Mattingly values having Wallach on his staff as much as he does any other coach.
“I’m glad Timmy decided to stay with us when I got the job,” he said of Wallach, who was also up for the position. “He was an excellent player and he’s an excellent coach who will be a great manager in this game.”
So might Ebell, the Halos’ third-base coach, who is considered top managerial talent by many top decision-makers in the game.
He’s been on Scioscia’s staff for seven years after winning 531 games as a minor league manager, and many of the scouts feel that when this winter’s job interviews take place, Ebel will get a number of calls.
Said one American League East scout: “I don’t know Dino personally, but he’s always talked about as one of the best third base coaches in the game and somebody who will get a shot at the top spot someday.”
An opportunity Ebel is definitely looking forward to should it ever be offered.
“It’s always been a goal of mine,” said Ebel, a nine-year manager in the minors. “It’s something I always wanted to do.
“I feel really fortunate that Mike (Scioscia) brought me up to be his third base coach, and I love what I’m doing for the Angels. But one day if the chance comes around, I’d love to do it.”
And he certainly will be helped by Scioscia’s ever-expanding managerial tree, which has already produced Tampa Bay’s Joe Maddon; San Diego’s Bud Black and Milwaukee’s Ron Roenicke.
“Absolutely,” Ebel agreed, “and all three of those guys I know very well. I spent time with them, and they’re doing outstanding jobs in the major leagues. And being part of Mike’s staff definitely helps in the eyes of people all around baseball.”

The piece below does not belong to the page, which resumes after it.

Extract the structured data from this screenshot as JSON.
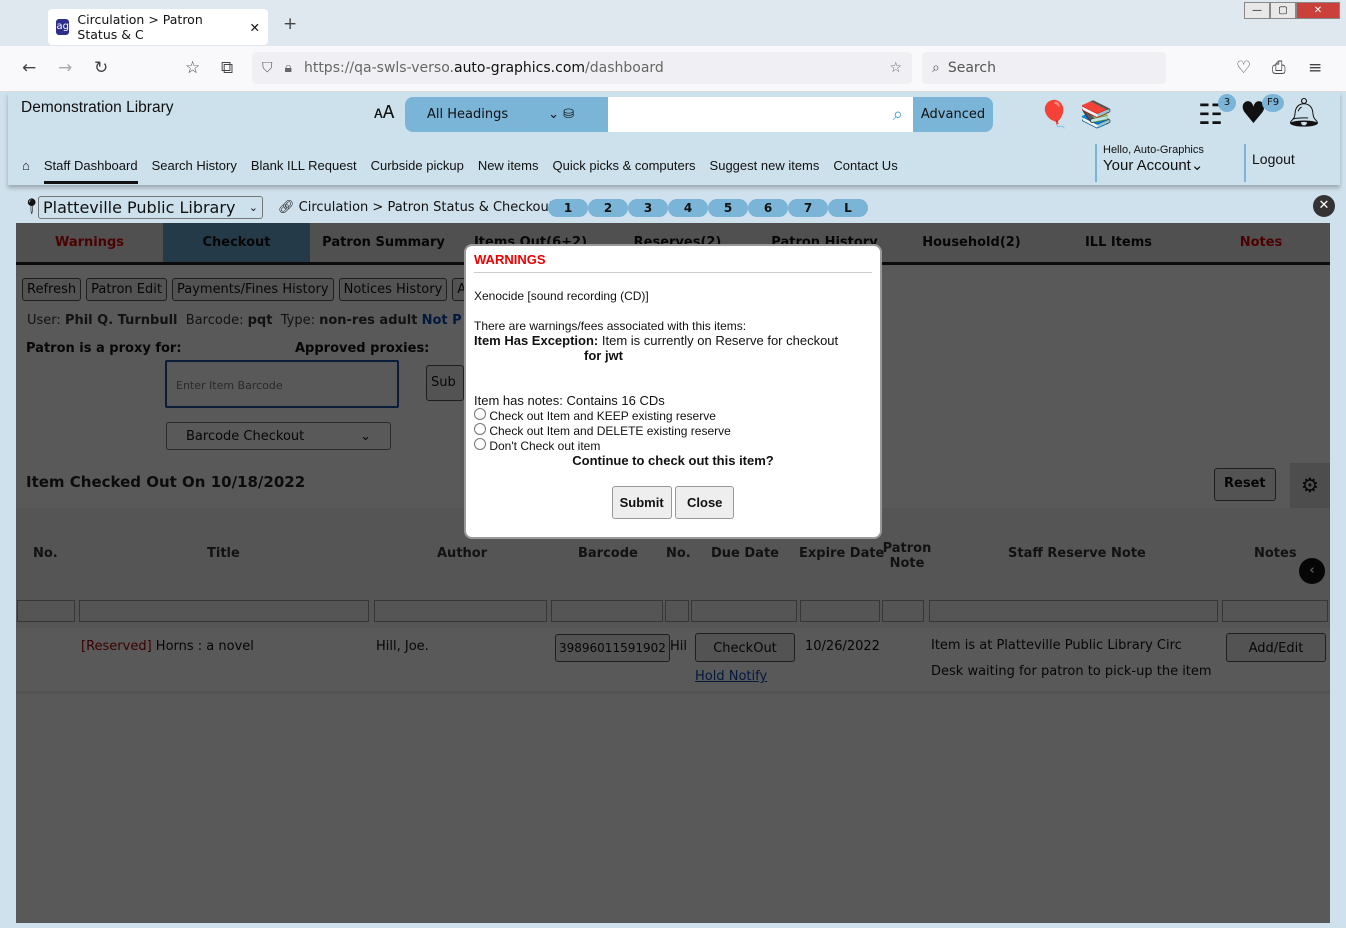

According to some prominent major league scouts, three of the top managerial prospects are with the local teams, but while their teams are fighting for a playoff berth, their focus is on only one thing—helping their clubs get to the World Series.

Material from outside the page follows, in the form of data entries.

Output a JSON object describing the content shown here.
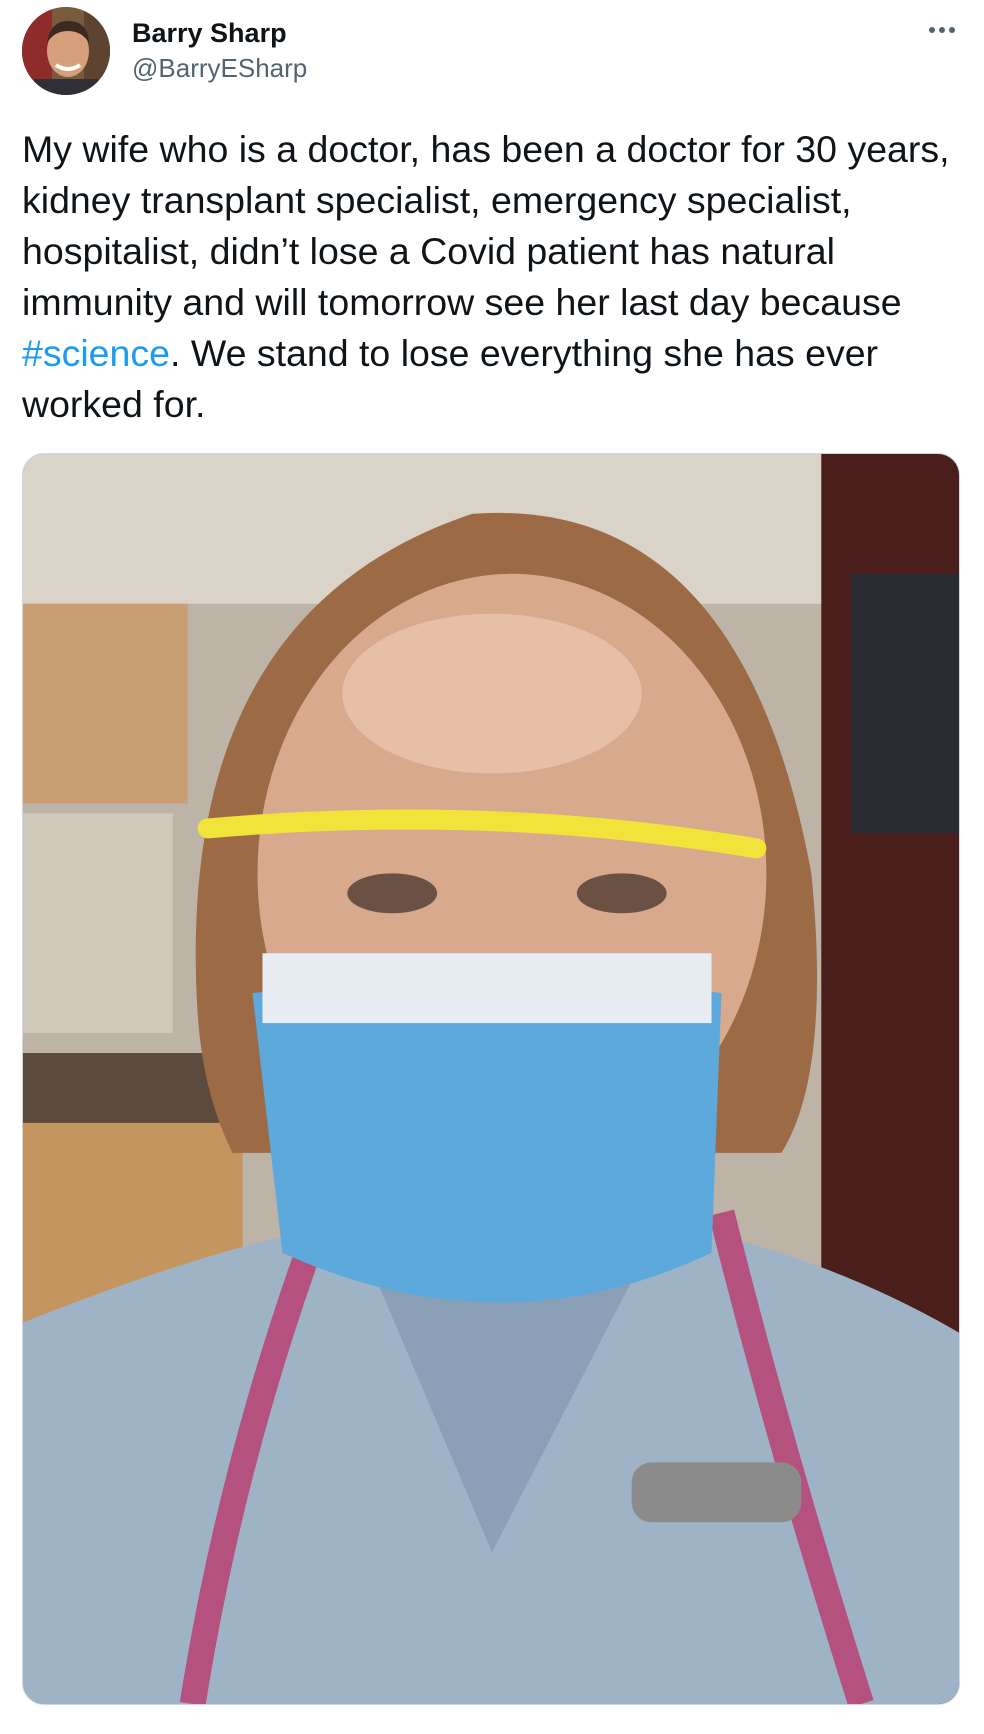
{
  "tweet": {
    "author_name": "Barry Sharp",
    "author_handle": "@BarryESharp",
    "text_before": "My wife who is a doctor, has been a doctor for 30 years, kidney transplant specialist, emergency specialist, hospitalist, didn’t lose a Covid patient has natural immunity and will tomorrow see her last day because ",
    "hashtag": "#science",
    "text_after": ". We stand to lose everything she has ever worked for.",
    "more_icon": "more-horizontal-icon"
  },
  "colors": {
    "hashtag": "#1d9bf0",
    "text": "#0f1419",
    "secondary": "#536471"
  }
}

“Bottom line,” Hillman says, “that’s what this is all about. Whether you’re a player, manager, coach or front office person, it’s all about being the last team standing. Then the individual stuff will come if it’s meant to be.”